But here's the original quote with full context from Page 177 of the hardcover:
"My own preference would be to let each state fashion its own program to meet the distinct needs of its citizens. States could follow the Massachusetts model of they choose, or they could develop plans of their own. These plans, tested in the state 'laboratories of democracy' could be evaluated, compared, improved upon, and adopted by others. But the creation of a national plan is the direction in which Washington is currently moving. If a national approach is ultimately adopted, we should permit individuals to purchase insurance from companies in other states in order to expand choice and competition.
"What we accomplished surprised us: 440,000 people who previously had no health insurance became insured, many paying their own way. We made it possible for each newly insured person to have better care, and ultimately healthier and longer lives. From now on, no one in Massachusetts has to worry about losing his or her health insurance if there is a job change or a loss in income; everyone is insured and pays only what he or she can afford. It's portable, affordable health insurance — something people have been talking about for decades. We can accomplish the same thing for everyone in the country, and it can be done without letting government take over health care."
Romney's not really saying the Massachusetts law "should be the model for the country," the way that Perry describes it. He's in fact presenting a defense of state-level choice. It's like a shout-out to other state leaders: Hey, you can have what Massachusetts has!
And it's consistent with what Romney fired back at Perry in the Sept. 22, 2011 debate: "This is a state plan for a state, it is not a national plan." And with how he characterized his own book in the most recent debate: "I say, in my view, each state should be able to fashion their own program for the specific needs of their distinct citizens."
Romney did support Massachusetts' individual mandate. But we don't see evidence in his hardcover book that he supported a federal one, much less that he removed such a reference from later editions.

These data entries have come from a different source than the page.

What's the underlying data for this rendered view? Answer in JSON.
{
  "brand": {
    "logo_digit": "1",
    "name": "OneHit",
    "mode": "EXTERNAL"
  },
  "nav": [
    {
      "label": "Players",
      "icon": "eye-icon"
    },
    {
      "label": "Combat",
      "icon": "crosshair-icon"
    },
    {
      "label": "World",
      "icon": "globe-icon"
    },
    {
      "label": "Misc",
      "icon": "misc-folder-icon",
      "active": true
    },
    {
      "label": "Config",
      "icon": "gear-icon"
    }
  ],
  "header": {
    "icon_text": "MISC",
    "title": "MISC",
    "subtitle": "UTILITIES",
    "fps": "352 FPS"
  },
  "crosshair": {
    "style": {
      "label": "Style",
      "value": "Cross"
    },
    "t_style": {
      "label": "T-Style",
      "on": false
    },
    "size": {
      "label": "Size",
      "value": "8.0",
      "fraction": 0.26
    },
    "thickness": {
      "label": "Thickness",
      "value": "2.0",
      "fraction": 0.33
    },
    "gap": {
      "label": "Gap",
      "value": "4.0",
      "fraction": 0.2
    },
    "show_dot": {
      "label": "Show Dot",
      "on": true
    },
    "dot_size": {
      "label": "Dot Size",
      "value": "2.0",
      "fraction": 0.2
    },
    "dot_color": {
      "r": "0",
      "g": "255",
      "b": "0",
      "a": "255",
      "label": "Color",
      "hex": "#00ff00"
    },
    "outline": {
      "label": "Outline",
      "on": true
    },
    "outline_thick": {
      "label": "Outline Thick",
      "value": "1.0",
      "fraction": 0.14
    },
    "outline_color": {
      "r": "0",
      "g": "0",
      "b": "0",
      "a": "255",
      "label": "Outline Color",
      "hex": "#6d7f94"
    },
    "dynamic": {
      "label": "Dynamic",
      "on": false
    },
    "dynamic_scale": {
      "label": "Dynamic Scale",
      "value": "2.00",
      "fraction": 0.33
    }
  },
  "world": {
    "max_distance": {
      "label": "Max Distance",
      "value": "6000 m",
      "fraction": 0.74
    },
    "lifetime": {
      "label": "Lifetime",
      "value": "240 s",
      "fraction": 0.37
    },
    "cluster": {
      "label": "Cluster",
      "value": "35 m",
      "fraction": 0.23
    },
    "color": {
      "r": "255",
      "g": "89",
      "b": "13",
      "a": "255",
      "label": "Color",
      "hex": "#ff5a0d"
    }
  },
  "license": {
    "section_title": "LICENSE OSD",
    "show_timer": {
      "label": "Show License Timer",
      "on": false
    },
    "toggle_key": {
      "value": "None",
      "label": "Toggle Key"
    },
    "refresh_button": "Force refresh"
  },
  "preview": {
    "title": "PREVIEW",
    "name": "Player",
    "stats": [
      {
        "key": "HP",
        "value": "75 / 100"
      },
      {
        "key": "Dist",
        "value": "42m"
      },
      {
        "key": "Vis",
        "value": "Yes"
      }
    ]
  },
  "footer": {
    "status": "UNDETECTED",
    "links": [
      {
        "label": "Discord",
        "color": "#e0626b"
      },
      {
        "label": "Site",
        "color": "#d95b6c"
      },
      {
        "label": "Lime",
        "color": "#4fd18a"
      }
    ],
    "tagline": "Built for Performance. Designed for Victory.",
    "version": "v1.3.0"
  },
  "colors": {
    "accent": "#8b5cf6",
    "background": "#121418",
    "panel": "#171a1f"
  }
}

Perry's right that Romney's comments about health care were edited between editions. Among other things, a line that advocated the Massachusetts model as a strong option for other states was replaced by a shorter, more generic sentence. But that line was preceded by an argument for state-level solutions, exactly the argument Romney extends now. That's not how Perry characterized it. So he did win that bet — by not betting. We rule his claim Mostly False.